Task -> Check every line below for the word "Birthday" and show those that hold it.

Excerpted data ->
============

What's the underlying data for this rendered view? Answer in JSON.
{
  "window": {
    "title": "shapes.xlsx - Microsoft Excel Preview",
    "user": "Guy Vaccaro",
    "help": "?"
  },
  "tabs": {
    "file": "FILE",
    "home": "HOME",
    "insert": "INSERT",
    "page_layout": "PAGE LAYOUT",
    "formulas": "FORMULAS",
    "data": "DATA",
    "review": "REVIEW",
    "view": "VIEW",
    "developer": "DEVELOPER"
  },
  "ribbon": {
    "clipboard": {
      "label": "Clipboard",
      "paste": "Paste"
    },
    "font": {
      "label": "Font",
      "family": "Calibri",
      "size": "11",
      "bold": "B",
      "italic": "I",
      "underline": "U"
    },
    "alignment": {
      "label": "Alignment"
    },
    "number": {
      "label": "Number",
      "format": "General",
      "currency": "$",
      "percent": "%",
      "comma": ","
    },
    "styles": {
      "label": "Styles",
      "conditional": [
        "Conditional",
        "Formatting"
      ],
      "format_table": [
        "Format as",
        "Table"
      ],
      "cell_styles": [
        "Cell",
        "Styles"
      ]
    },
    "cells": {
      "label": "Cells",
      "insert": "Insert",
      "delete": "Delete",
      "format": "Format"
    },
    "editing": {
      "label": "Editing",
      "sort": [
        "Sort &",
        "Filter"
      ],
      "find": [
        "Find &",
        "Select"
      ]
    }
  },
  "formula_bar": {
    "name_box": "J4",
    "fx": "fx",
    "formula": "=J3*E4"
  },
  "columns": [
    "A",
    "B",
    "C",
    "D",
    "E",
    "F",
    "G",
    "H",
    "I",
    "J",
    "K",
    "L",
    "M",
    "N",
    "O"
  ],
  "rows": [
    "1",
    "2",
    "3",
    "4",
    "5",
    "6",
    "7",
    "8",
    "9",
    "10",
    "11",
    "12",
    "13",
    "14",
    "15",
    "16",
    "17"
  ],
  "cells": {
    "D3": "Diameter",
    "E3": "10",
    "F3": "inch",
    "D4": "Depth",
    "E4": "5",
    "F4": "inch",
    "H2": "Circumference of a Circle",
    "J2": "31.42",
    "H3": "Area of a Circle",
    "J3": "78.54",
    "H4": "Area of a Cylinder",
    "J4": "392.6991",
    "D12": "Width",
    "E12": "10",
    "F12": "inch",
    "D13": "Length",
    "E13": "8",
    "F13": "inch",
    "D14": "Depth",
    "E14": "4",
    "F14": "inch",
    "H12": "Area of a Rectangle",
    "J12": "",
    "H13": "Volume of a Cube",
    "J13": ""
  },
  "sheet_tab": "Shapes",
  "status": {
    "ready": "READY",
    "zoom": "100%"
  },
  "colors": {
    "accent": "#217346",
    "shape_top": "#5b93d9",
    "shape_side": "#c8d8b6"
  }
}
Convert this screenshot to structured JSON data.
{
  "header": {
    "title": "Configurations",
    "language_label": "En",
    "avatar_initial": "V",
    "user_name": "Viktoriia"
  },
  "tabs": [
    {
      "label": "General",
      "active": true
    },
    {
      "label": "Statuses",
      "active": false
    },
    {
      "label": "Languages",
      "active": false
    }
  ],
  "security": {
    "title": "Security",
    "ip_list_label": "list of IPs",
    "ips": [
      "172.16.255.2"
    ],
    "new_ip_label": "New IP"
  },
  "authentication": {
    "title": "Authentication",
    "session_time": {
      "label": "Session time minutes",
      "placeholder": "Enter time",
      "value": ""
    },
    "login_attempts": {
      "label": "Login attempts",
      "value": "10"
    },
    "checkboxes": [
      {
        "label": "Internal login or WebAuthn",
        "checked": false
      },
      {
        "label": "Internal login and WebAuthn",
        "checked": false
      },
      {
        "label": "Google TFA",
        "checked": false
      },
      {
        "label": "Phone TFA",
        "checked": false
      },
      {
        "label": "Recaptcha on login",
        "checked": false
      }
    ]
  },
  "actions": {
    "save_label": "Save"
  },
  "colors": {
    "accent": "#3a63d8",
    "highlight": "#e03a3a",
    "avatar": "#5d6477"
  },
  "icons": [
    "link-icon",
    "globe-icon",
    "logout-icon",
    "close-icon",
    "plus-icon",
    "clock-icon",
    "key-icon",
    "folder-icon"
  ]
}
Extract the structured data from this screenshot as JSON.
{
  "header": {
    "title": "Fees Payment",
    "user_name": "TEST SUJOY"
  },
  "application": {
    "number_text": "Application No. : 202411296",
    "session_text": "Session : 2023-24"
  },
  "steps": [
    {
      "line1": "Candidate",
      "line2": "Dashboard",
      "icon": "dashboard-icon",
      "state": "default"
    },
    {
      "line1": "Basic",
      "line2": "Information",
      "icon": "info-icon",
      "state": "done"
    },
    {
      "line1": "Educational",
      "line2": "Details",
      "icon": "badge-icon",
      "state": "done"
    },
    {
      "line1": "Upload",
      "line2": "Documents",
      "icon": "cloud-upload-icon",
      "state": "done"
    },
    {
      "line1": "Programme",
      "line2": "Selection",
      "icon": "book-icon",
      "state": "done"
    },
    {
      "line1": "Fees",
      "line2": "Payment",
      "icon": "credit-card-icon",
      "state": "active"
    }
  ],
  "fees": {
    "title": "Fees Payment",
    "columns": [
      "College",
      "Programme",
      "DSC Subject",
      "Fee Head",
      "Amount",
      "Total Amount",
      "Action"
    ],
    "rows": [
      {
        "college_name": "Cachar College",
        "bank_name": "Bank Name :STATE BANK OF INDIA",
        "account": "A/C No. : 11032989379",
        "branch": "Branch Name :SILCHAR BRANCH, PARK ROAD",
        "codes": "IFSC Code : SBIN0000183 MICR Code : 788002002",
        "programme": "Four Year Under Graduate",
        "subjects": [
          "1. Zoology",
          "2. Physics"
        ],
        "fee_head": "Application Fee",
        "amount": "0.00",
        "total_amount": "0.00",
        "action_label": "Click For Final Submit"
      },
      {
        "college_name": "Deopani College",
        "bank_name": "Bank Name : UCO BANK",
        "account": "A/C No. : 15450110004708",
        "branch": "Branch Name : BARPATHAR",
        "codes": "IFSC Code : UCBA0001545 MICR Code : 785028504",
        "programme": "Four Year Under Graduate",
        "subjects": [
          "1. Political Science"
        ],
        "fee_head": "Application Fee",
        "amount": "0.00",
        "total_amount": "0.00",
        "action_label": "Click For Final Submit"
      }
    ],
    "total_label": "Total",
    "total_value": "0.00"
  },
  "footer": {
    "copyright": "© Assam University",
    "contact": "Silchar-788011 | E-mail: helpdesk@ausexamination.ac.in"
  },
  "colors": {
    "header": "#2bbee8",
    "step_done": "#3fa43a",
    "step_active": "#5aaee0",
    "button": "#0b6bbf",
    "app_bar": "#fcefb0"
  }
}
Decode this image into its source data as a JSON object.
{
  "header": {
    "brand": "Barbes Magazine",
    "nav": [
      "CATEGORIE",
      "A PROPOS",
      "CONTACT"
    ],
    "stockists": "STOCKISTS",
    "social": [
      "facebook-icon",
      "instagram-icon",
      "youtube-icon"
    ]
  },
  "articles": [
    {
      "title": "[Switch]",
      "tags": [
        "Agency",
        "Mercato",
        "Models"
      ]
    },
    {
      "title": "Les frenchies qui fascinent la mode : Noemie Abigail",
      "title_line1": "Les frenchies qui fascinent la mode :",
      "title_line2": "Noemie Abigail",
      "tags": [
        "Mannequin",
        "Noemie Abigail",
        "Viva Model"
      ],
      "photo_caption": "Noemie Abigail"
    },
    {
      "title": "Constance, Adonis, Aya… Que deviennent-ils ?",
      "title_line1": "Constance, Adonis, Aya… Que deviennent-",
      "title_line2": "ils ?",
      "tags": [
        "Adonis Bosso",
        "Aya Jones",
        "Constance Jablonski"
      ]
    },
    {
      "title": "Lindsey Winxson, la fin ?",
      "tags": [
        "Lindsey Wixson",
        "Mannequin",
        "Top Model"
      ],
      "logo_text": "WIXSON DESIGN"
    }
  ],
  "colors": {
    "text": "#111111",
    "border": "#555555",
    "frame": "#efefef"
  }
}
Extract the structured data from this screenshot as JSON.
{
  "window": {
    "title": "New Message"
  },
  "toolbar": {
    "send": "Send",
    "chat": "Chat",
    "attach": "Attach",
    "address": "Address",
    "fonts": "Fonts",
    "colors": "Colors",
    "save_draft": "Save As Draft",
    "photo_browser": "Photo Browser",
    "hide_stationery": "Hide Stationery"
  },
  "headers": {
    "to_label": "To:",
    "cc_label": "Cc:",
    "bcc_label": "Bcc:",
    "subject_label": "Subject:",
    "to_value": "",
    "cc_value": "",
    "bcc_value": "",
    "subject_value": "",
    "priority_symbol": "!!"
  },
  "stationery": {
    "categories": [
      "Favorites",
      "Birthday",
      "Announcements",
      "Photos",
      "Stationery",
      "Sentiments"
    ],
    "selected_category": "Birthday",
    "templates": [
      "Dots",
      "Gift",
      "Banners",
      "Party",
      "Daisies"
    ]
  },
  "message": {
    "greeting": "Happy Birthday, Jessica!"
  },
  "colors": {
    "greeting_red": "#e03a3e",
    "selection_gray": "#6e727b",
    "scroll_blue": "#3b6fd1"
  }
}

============

Solution below ->
      "Birthday",
    "selected_category": "Birthday",
    "greeting": "Happy Birthday, Jessica!"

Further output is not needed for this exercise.